* Assignment *
Give the data below again exactly as it stands. Omit the pictures.

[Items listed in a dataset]
────────────────────────────────────────

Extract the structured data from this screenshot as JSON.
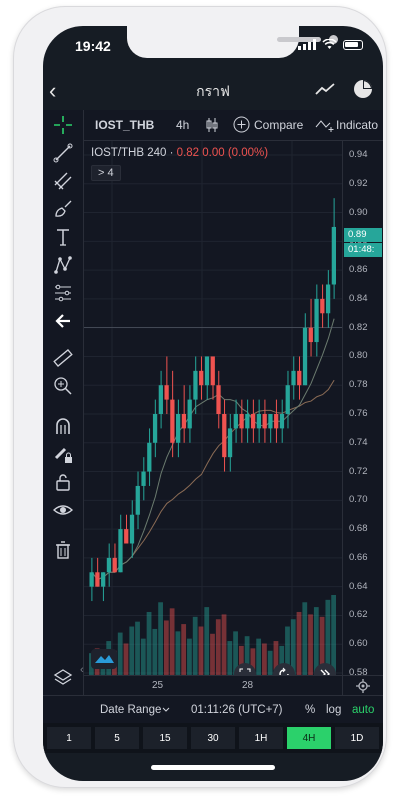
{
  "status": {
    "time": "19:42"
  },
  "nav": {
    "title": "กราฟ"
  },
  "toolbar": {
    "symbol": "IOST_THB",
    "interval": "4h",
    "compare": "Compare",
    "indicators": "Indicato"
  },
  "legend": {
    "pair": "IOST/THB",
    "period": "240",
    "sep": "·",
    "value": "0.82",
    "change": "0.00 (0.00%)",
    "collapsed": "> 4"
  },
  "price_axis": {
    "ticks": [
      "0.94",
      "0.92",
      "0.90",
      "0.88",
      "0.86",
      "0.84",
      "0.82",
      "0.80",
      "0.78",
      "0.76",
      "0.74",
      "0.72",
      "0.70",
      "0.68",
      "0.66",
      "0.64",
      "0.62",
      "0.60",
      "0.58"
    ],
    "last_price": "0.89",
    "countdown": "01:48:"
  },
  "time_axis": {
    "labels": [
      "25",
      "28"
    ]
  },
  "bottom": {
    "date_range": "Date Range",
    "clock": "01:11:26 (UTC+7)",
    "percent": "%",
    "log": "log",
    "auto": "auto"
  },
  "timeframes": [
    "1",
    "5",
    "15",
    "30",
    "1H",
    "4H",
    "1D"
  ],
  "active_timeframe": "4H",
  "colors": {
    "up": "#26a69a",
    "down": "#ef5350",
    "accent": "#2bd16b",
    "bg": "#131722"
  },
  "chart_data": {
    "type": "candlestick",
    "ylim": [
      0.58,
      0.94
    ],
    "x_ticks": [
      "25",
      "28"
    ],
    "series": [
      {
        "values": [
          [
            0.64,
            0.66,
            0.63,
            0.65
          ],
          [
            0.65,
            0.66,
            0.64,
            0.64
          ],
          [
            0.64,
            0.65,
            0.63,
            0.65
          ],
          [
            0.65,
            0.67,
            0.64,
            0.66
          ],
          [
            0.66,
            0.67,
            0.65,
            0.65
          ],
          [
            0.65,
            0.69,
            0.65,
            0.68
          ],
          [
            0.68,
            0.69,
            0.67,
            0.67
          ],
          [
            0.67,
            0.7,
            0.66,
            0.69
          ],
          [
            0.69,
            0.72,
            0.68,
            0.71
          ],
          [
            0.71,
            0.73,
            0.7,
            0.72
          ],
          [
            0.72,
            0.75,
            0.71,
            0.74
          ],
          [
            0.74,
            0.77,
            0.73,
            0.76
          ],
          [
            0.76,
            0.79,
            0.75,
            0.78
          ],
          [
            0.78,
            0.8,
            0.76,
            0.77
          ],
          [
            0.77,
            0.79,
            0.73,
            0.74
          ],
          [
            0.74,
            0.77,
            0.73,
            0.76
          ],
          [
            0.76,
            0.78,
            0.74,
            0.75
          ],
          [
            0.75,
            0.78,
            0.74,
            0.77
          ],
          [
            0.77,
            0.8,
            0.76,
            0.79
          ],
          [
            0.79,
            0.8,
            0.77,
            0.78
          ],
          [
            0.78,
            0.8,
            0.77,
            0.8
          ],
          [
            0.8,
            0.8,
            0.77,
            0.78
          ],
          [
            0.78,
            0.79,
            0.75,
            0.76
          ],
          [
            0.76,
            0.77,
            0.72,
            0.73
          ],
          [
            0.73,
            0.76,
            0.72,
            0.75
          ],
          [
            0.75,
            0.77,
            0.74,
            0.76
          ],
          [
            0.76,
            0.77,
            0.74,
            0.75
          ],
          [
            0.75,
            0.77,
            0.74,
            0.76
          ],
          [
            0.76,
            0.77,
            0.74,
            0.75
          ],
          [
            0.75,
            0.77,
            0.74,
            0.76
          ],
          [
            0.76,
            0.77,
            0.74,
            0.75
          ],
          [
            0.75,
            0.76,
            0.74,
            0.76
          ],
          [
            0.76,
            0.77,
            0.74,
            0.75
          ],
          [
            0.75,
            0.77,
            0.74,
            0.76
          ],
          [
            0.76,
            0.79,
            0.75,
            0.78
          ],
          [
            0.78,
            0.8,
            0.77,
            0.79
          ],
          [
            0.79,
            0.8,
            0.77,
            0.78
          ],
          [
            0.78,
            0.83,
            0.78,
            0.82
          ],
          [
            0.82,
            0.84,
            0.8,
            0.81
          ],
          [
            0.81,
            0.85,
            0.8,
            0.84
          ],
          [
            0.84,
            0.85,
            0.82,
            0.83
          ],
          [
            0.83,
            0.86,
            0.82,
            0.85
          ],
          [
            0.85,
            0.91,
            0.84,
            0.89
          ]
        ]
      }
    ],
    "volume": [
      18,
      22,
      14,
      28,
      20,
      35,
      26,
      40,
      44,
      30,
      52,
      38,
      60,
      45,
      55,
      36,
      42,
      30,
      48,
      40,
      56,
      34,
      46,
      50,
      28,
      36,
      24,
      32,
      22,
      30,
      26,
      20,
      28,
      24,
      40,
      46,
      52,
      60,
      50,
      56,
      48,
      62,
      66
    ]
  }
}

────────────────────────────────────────

* Task answer *
Extract the structured data from this screenshot as JSON.
{
  "status": {
    "time": "19:42"
  },
  "nav": {
    "title": "กราฟ"
  },
  "toolbar": {
    "symbol": "IOST_THB",
    "interval": "4h",
    "compare": "Compare",
    "indicators": "Indicato"
  },
  "legend": {
    "pair": "IOST/THB",
    "period": "240",
    "sep": "·",
    "value": "0.82",
    "change": "0.00 (0.00%)",
    "collapsed": "> 4"
  },
  "price_axis": {
    "ticks": [
      "0.94",
      "0.92",
      "0.90",
      "0.88",
      "0.86",
      "0.84",
      "0.82",
      "0.80",
      "0.78",
      "0.76",
      "0.74",
      "0.72",
      "0.70",
      "0.68",
      "0.66",
      "0.64",
      "0.62",
      "0.60",
      "0.58"
    ],
    "last_price": "0.89",
    "countdown": "01:48:"
  },
  "time_axis": {
    "labels": [
      "25",
      "28"
    ]
  },
  "bottom": {
    "date_range": "Date Range",
    "clock": "01:11:26 (UTC+7)",
    "percent": "%",
    "log": "log",
    "auto": "auto"
  },
  "timeframes": [
    "1",
    "5",
    "15",
    "30",
    "1H",
    "4H",
    "1D"
  ],
  "active_timeframe": "4H",
  "colors": {
    "up": "#26a69a",
    "down": "#ef5350",
    "accent": "#2bd16b",
    "bg": "#131722"
  },
  "chart_data": {
    "type": "candlestick",
    "ylim": [
      0.58,
      0.94
    ],
    "x_ticks": [
      "25",
      "28"
    ],
    "series": [
      {
        "values": [
          [
            0.64,
            0.66,
            0.63,
            0.65
          ],
          [
            0.65,
            0.66,
            0.64,
            0.64
          ],
          [
            0.64,
            0.65,
            0.63,
            0.65
          ],
          [
            0.65,
            0.67,
            0.64,
            0.66
          ],
          [
            0.66,
            0.67,
            0.65,
            0.65
          ],
          [
            0.65,
            0.69,
            0.65,
            0.68
          ],
          [
            0.68,
            0.69,
            0.67,
            0.67
          ],
          [
            0.67,
            0.7,
            0.66,
            0.69
          ],
          [
            0.69,
            0.72,
            0.68,
            0.71
          ],
          [
            0.71,
            0.73,
            0.7,
            0.72
          ],
          [
            0.72,
            0.75,
            0.71,
            0.74
          ],
          [
            0.74,
            0.77,
            0.73,
            0.76
          ],
          [
            0.76,
            0.79,
            0.75,
            0.78
          ],
          [
            0.78,
            0.8,
            0.76,
            0.77
          ],
          [
            0.77,
            0.79,
            0.73,
            0.74
          ],
          [
            0.74,
            0.77,
            0.73,
            0.76
          ],
          [
            0.76,
            0.78,
            0.74,
            0.75
          ],
          [
            0.75,
            0.78,
            0.74,
            0.77
          ],
          [
            0.77,
            0.8,
            0.76,
            0.79
          ],
          [
            0.79,
            0.8,
            0.77,
            0.78
          ],
          [
            0.78,
            0.8,
            0.77,
            0.8
          ],
          [
            0.8,
            0.8,
            0.77,
            0.78
          ],
          [
            0.78,
            0.79,
            0.75,
            0.76
          ],
          [
            0.76,
            0.77,
            0.72,
            0.73
          ],
          [
            0.73,
            0.76,
            0.72,
            0.75
          ],
          [
            0.75,
            0.77,
            0.74,
            0.76
          ],
          [
            0.76,
            0.77,
            0.74,
            0.75
          ],
          [
            0.75,
            0.77,
            0.74,
            0.76
          ],
          [
            0.76,
            0.77,
            0.74,
            0.75
          ],
          [
            0.75,
            0.77,
            0.74,
            0.76
          ],
          [
            0.76,
            0.77,
            0.74,
            0.75
          ],
          [
            0.75,
            0.76,
            0.74,
            0.76
          ],
          [
            0.76,
            0.77,
            0.74,
            0.75
          ],
          [
            0.75,
            0.77,
            0.74,
            0.76
          ],
          [
            0.76,
            0.79,
            0.75,
            0.78
          ],
          [
            0.78,
            0.8,
            0.77,
            0.79
          ],
          [
            0.79,
            0.8,
            0.77,
            0.78
          ],
          [
            0.78,
            0.83,
            0.78,
            0.82
          ],
          [
            0.82,
            0.84,
            0.8,
            0.81
          ],
          [
            0.81,
            0.85,
            0.8,
            0.84
          ],
          [
            0.84,
            0.85,
            0.82,
            0.83
          ],
          [
            0.83,
            0.86,
            0.82,
            0.85
          ],
          [
            0.85,
            0.91,
            0.84,
            0.89
          ]
        ]
      }
    ],
    "volume": [
      18,
      22,
      14,
      28,
      20,
      35,
      26,
      40,
      44,
      30,
      52,
      38,
      60,
      45,
      55,
      36,
      42,
      30,
      48,
      40,
      56,
      34,
      46,
      50,
      28,
      36,
      24,
      32,
      22,
      30,
      26,
      20,
      28,
      24,
      40,
      46,
      52,
      60,
      50,
      56,
      48,
      62,
      66
    ]
  }
}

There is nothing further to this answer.